-- Records to use follows --

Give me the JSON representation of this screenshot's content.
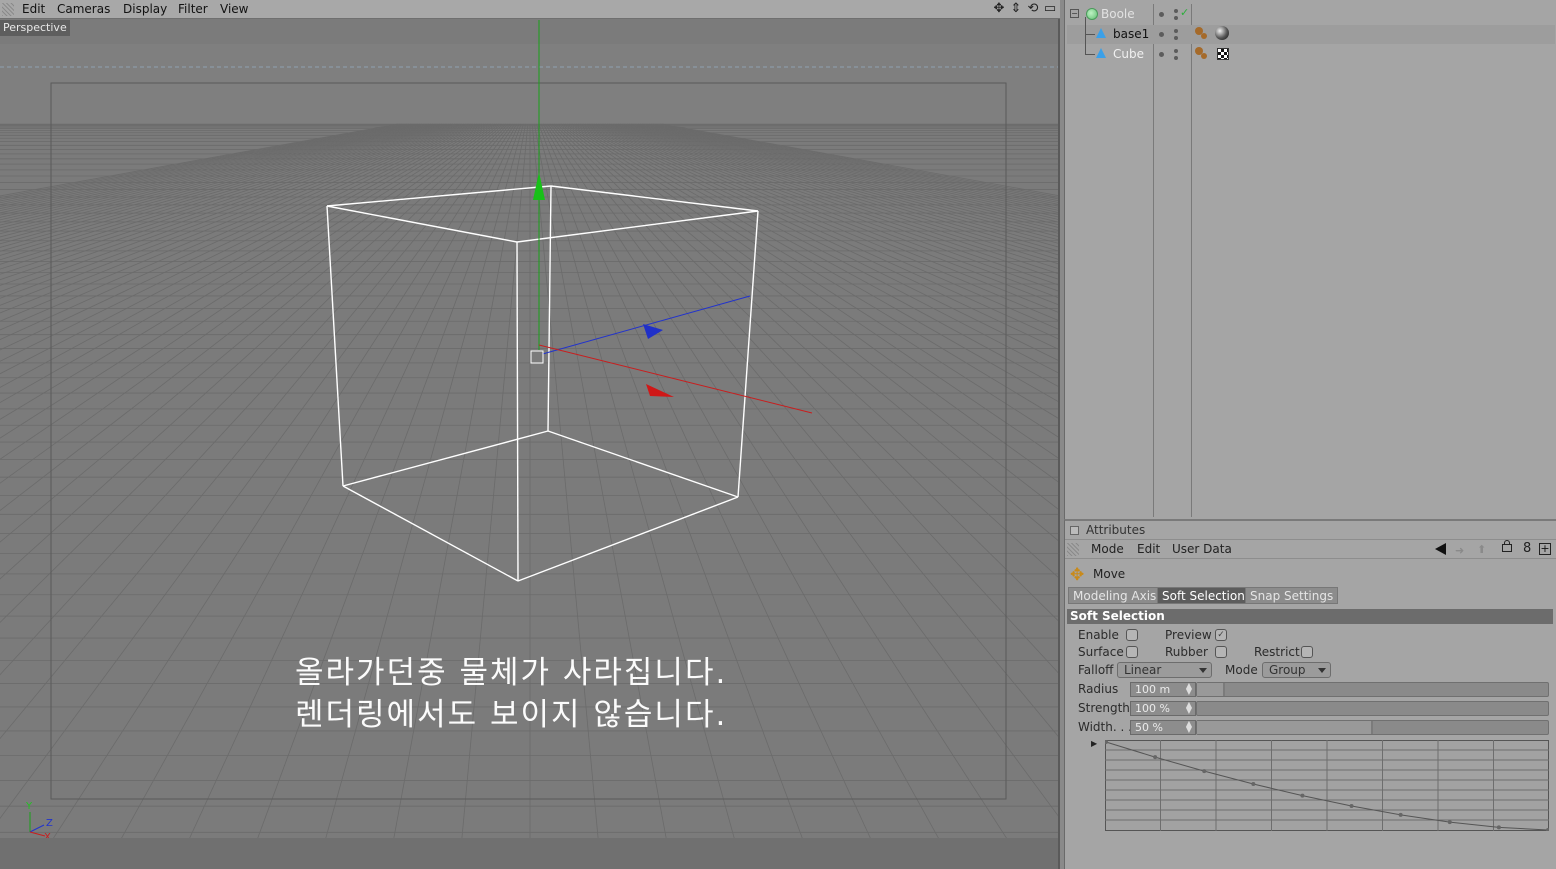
{
  "viewport": {
    "menu": [
      "Edit",
      "Cameras",
      "Display",
      "Filter",
      "View"
    ],
    "camera_label": "Perspective",
    "nav_icons": [
      "move-view-icon",
      "dolly-view-icon",
      "rotate-view-icon",
      "maximize-view-icon"
    ],
    "axis_labels": {
      "y": "Y",
      "z": "Z",
      "x": "X"
    },
    "caption_line1": "올라가던중 물체가 사라집니다.",
    "caption_line2": "렌더링에서도 보이지 않습니다."
  },
  "object_manager": {
    "objects": [
      {
        "name": "Boole",
        "icon": "boole-icon",
        "dimmed": true,
        "check": "✓"
      },
      {
        "name": "base1",
        "icon": "polygon-object-icon",
        "tags": [
          "texture-tag",
          "sphere-material"
        ]
      },
      {
        "name": "Cube",
        "icon": "polygon-object-icon",
        "tags": [
          "texture-tag",
          "checker-material"
        ]
      }
    ]
  },
  "attributes": {
    "title": "Attributes",
    "menu": [
      "Mode",
      "Edit",
      "User Data"
    ],
    "tool_name": "Move",
    "tabs": [
      "Modeling Axis",
      "Soft Selection",
      "Snap Settings"
    ],
    "active_tab": "Soft Selection",
    "section": "Soft Selection",
    "enable_label": "Enable",
    "preview_label": "Preview",
    "surface_label": "Surface",
    "rubber_label": "Rubber",
    "restrict_label": "Restrict",
    "falloff_label": "Falloff",
    "falloff_value": "Linear",
    "mode_label": "Mode",
    "mode_value": "Group",
    "radius_label": "Radius",
    "radius_value": "100 m",
    "radius_level": 0.08,
    "strength_label": "Strength",
    "strength_value": "100 %",
    "strength_level": 0.0,
    "width_label": "Width. . .",
    "width_value": "50 %",
    "width_level": 0.5
  }
}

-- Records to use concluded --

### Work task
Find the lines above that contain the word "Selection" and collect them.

### The answer
      "Soft Selection",
    "active_tab": "Soft Selection",
    "section": "Soft Selection",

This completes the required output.